“A lot of the criticism Hashim has faced over the past couple of weeks has been very harsh,” SA coach Russell Domingo said. “He’s one of SA’s greatest ever players. Statistically, he is up there as one of the best players …”
Amla interrupted him – “You don’t have to defend me, it’s cool …” – and then his laugh lit up what might have been a dark moment in SA cricket’s recent history.
But Domingo was not done: “I’m just venting here a little bit because I honestly feel there hasn’t been enough respect shown for what he has achieved as a player. The selflessness and sacrifice he has put into the team speaks volumes for him.
“People need to appreciate that type of character. It’s not just about what you see on the field. Sometimes we under-value that.
“The game always goes on. We’ve great players and great players who have stood down, and the team goes on. The game moves on.”
It has already moved on. AB de Villiers, SA’s one-day captain, will take the reins for the last two tests of the England series.
“After this series our next series is only (at home against New Zealand) in August,” Domingo said. “So there’s still a bit of time for that decision to be made.
“AB’s the frontrunner. That’s the bottom line. That’s why he has been asked to do so for these next couple of test matches.”
But De Villiers, who is among the most in demand players in the game, has declined to deny reports that he will manage his workload in future.
If he wants fewer rather than more commitments, his appointment as test captain could lead to an early retirement.
That is a problem for another day. For now, it says much about Amla that he announced he was relinquishing the captaincy a day after he had returned to form and on the same day as his team completed a rousing fightback in the second test against England at Newlands.
SA replied to England’s massive declaration at 629/6 with an almost equally towering 627/7 declared, which was anchored by Amla’s 201 and given a jolt by Temba Bavuma’s 102 not out. When bad light ended the match on Thursday, England had been reduced to 159/6 in their second innings.
For SA to recover so convincingly after conceding the sixth highest total yet scored against them to earn their share of the draw honourably, and that after they had been thrashed by 241 runs in the first test in Durban, is an epitaph that would do many departing captains proud.

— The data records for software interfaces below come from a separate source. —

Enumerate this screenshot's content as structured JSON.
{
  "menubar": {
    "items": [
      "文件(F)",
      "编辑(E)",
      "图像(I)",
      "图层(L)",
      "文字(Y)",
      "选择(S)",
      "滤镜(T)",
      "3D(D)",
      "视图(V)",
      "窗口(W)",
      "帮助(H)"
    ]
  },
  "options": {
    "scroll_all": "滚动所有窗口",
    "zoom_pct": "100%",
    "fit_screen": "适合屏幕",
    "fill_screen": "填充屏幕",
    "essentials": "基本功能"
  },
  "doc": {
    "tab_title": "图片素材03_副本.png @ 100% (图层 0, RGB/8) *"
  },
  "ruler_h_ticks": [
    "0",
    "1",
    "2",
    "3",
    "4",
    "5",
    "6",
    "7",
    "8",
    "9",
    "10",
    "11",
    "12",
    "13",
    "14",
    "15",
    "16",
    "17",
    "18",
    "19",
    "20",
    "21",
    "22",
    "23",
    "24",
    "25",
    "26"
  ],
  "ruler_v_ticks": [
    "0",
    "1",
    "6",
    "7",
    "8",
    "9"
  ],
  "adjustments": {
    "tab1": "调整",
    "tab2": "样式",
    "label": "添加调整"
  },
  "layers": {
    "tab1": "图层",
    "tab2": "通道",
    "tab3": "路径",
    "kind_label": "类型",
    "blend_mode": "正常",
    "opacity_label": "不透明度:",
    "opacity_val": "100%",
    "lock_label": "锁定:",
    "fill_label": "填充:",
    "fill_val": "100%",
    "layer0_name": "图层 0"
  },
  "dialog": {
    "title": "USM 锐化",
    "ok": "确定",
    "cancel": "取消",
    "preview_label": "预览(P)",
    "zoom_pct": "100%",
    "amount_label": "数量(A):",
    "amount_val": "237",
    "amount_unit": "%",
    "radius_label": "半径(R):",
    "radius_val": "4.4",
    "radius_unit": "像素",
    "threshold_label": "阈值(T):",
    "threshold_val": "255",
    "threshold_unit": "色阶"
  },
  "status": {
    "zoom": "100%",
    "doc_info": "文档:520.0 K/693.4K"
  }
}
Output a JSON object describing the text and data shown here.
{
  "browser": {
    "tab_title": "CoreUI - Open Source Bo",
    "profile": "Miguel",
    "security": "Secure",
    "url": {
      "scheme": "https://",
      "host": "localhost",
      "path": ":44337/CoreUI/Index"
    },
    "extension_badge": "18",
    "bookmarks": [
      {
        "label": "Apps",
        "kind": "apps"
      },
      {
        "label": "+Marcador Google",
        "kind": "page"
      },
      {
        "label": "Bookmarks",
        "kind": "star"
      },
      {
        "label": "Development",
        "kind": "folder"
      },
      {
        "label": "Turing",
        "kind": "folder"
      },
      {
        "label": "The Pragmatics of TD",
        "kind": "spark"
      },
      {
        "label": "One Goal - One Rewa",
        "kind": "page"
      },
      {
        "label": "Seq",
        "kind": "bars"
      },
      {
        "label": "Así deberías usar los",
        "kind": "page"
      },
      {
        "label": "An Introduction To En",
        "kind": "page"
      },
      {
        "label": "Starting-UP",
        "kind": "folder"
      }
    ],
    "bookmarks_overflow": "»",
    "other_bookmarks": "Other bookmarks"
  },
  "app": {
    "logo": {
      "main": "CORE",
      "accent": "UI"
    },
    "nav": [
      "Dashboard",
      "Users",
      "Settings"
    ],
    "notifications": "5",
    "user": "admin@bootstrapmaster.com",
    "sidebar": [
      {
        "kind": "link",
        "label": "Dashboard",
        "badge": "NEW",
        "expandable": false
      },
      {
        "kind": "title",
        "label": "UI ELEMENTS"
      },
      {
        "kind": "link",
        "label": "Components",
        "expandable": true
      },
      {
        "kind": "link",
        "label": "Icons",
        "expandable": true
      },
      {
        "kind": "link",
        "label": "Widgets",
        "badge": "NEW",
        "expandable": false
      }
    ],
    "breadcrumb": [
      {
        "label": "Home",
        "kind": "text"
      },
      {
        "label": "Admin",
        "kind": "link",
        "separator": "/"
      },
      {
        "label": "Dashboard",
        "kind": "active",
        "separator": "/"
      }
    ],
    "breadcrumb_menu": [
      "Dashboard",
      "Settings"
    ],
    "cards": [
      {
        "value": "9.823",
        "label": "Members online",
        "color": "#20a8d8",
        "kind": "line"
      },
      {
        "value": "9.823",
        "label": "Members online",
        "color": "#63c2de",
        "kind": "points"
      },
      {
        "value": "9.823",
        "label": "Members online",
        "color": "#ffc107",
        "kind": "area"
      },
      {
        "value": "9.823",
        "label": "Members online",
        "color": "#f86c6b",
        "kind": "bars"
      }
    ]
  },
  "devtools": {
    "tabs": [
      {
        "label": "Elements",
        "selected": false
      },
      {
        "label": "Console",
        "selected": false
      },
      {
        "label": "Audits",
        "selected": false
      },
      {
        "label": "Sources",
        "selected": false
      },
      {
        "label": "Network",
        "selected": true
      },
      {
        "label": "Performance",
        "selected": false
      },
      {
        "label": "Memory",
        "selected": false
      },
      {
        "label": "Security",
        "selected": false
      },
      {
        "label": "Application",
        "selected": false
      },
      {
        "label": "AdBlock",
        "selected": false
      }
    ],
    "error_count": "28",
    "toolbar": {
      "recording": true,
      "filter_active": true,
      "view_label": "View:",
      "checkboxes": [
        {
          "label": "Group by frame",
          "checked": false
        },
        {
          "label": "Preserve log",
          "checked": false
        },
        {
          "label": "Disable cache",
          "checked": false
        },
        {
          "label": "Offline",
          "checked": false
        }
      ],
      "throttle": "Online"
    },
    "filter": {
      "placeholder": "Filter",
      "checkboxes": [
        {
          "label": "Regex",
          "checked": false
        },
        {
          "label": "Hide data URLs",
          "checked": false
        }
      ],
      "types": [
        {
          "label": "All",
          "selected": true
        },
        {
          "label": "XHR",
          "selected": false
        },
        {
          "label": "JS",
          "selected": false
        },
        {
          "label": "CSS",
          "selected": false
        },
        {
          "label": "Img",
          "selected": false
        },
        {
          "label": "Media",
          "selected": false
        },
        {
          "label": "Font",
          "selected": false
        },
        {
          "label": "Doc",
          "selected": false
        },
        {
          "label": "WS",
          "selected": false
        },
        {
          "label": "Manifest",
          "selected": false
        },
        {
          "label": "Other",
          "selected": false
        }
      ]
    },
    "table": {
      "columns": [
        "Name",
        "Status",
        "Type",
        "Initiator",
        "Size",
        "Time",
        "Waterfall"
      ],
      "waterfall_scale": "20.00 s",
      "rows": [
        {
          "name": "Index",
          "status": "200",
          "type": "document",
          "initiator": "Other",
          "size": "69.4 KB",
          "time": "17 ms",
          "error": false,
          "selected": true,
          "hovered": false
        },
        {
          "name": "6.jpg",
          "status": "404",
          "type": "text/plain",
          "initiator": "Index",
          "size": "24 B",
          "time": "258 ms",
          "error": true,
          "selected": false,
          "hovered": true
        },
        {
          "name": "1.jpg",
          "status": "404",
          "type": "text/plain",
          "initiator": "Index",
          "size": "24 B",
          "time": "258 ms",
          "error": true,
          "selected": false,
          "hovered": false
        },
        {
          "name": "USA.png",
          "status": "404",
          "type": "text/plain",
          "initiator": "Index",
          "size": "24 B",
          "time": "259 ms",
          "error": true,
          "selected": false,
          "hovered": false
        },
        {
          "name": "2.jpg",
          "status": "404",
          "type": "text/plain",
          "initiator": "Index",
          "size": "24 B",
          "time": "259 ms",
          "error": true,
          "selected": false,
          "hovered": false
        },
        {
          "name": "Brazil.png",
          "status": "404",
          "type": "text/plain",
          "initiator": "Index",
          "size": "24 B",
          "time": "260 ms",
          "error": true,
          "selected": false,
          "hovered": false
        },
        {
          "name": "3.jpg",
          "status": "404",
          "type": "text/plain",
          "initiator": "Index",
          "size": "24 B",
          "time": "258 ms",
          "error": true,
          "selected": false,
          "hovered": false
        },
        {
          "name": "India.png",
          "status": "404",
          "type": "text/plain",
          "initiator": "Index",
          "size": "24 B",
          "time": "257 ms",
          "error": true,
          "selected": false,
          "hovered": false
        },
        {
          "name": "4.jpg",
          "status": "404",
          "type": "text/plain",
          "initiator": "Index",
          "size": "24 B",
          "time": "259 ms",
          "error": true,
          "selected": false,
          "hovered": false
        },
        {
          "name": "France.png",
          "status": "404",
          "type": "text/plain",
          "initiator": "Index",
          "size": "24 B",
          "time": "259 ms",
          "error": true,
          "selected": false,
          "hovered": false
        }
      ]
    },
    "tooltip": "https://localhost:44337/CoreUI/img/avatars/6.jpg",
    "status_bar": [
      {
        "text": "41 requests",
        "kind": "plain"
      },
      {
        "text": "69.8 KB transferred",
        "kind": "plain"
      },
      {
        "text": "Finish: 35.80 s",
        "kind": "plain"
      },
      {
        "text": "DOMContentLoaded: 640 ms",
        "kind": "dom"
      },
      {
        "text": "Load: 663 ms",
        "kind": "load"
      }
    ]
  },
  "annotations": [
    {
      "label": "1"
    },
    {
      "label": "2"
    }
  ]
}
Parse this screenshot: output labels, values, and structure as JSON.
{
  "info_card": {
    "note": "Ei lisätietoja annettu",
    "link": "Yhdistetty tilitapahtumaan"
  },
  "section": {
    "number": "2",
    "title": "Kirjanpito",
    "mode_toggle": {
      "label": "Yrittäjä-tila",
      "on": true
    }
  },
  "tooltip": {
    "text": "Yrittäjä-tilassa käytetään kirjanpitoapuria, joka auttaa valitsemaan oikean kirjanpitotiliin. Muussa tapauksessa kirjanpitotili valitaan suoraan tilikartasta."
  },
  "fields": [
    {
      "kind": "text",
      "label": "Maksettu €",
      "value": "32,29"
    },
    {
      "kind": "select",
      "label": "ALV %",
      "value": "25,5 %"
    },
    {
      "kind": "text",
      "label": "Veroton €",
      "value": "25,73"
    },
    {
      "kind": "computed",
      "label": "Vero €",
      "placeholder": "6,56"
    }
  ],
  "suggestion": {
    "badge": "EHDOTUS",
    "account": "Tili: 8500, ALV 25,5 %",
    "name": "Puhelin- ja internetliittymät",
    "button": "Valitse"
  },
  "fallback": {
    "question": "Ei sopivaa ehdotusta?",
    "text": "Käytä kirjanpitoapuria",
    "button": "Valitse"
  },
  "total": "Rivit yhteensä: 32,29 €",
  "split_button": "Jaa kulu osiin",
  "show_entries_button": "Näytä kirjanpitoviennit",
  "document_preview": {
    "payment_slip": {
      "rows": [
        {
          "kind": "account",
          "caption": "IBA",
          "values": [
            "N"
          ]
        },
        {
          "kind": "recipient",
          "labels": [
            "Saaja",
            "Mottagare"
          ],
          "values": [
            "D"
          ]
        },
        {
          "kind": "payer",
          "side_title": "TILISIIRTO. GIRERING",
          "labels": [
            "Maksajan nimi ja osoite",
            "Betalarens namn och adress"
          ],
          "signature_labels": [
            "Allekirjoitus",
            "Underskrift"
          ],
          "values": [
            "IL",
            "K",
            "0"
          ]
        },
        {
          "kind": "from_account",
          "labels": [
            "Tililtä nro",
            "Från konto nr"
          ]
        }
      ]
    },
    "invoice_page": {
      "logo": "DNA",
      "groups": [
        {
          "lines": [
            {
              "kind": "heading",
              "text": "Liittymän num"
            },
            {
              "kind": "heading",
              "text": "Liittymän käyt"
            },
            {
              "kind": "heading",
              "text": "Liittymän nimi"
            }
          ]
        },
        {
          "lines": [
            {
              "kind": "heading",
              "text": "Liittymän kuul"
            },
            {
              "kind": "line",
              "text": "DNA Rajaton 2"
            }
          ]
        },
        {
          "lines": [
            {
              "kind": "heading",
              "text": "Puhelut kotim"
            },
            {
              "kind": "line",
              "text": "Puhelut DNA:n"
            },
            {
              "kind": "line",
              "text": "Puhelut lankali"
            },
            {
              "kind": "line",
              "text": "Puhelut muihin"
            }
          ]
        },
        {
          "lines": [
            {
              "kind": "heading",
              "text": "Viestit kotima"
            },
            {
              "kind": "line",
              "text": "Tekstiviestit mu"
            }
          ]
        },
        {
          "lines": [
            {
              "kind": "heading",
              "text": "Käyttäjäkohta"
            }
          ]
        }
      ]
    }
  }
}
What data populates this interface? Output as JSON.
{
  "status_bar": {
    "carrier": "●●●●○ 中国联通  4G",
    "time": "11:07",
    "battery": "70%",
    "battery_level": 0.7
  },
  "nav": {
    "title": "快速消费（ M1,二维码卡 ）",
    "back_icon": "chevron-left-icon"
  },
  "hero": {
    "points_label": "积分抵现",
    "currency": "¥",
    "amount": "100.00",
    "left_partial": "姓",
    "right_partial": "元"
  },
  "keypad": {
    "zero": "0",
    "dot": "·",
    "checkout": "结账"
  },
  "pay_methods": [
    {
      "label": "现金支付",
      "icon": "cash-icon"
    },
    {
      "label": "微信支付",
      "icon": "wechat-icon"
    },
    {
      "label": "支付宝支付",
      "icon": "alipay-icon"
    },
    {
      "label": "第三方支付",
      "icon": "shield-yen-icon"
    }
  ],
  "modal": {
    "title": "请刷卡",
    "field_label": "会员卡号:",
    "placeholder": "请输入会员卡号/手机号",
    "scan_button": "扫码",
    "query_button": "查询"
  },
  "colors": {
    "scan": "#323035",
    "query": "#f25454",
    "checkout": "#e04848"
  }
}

Amla said he had made his decision “after careful consideration and considerable thought”. He said it “was not an easy one to make, but I felt I needed to be true to myself having done a personal introspection”.
Having averaged 16.85 in India – his overall average is 51.13 – was his resignation prompted by his or his team’s recent form?
“The decision has been purely based on that I think somebody else could do a better job,” Amla said, adding that “the decision was made at least two weeks ago”.
On the upside for SA, one of the finest players ever to pick up a bat will be able to give his full focus to that role.
“It’s a bit of a relief because now I don’t have to worry about winning the toss,” Amla said.
“Ja, you weren’t very good at that,” Domingo said about Amla having called correctly just three out of 14 times.
With that, they both laughed.